**Work instructions:** Go through the data line by line. Copy each one holding the string "name".

==== Records provided ====

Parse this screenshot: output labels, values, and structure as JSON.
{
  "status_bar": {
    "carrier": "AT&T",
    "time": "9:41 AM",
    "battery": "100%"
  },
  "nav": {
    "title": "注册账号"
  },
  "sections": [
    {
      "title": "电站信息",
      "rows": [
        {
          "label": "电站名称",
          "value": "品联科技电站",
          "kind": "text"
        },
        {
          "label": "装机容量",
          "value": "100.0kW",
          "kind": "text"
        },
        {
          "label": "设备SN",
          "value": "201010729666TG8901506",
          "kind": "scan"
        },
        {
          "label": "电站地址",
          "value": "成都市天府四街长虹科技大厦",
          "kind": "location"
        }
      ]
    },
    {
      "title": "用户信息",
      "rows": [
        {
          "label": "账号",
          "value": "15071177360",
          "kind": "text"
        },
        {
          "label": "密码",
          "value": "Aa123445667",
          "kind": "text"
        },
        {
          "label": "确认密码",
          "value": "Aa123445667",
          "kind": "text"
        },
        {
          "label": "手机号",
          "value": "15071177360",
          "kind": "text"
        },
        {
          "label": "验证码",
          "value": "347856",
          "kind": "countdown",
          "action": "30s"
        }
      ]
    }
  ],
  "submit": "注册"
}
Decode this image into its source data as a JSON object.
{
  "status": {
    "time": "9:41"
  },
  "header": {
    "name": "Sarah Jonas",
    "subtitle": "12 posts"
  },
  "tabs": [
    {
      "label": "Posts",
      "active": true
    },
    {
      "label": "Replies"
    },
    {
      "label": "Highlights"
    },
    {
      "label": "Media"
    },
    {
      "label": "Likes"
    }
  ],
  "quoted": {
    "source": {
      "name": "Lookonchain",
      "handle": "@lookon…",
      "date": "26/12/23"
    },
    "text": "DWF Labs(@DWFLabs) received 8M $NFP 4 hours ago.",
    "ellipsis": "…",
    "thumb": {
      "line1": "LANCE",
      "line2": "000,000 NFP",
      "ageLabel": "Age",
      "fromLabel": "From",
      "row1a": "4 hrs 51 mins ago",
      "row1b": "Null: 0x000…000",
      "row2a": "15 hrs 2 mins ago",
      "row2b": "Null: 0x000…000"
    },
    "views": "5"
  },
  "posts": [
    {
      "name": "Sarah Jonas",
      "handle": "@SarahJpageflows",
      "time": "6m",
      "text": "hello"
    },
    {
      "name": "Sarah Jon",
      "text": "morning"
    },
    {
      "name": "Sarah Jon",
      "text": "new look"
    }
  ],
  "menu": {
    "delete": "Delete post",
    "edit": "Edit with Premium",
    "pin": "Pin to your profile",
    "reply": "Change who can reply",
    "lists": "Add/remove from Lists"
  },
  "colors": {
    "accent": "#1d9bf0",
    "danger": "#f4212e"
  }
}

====

**Problem solution:**
    "name": "Sarah Jonas",
      "name": "Lookonchain",
      "name": "Sarah Jonas",
      "name": "Sarah Jon",
      "name": "Sarah Jon",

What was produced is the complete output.